Nevada celebrates Flag Day as U.S. Army reaches 243rd birthday
Nevada celebrated Flag Day on Thursday, the 243rd anniversary of the creation of the U.S. Army, with remarks from decorated Army Col. Cory Schulz and Iraq veteran and head of Nevada’s Department of Emergency Management Caleb Cage.
Schulz referred to the current acrimony surrounding the flag saying it’s not his place to comment on those beliefs.
“I’ve sworn to lay down my life to protect those beliefs,” he said.
He described the flag as “a symbol of promise not perfection, a symbol of the ideals of the United States of America, a symbol of the promise that all men are created equal.”
“To me it represents honor, freedom and promise,” Schulz told a gathering of nearly 100 in front of the veterans memorial behind the Capitol.
Cage said when he was in Iraq, returning to their small base after several days in the field, the sight of the flag was, “a symbol of the unity of effort, a symbol of who was on your team and a symbol of who would have your back, that our imperfect nation is worth fighting for.”
“This flag represents the principles that unite us and define us,” Cage said.
The ceremony also featured a presentation and description of the five flags that have flown over the U.S. starting with the British flag and including the Betsy Ross flag before reaching Old Glory, the pattern now used.
In addition, on display was the first 36-star American flag to fly over Nevada that was raised above Fort Ruby in Elko County the day Nevada was admitted to the union Oct. 31, 1864.

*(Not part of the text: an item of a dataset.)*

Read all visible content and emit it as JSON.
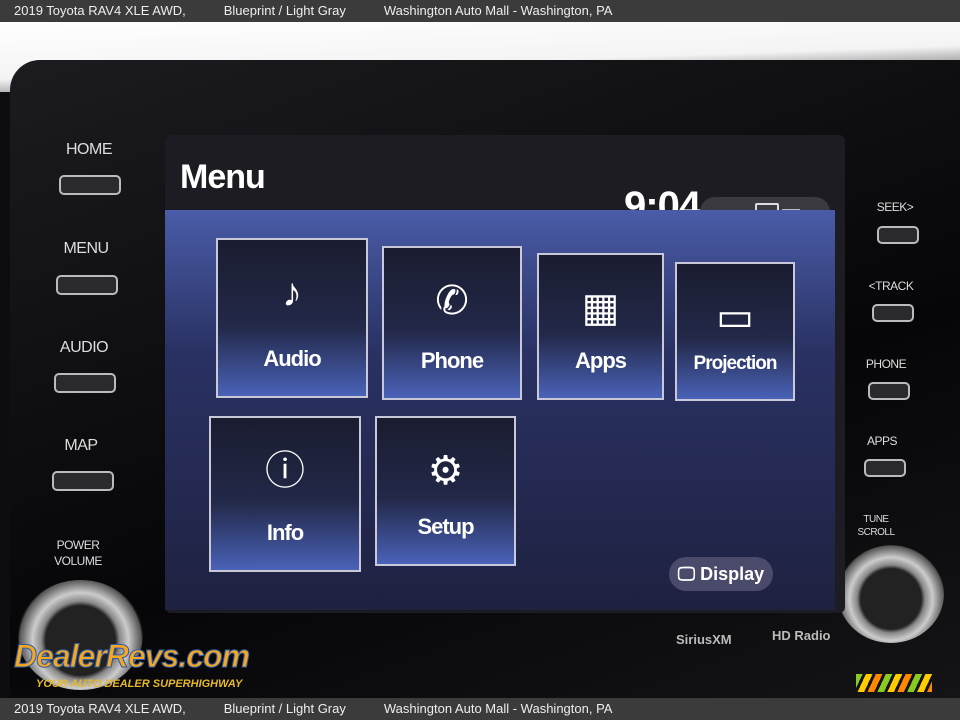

Guy Clifton of the Department of Tourism and Cultural Affairs said that hand-painted flag is one of the irreplaceable artifacts stored in the underground vault in the state Archives.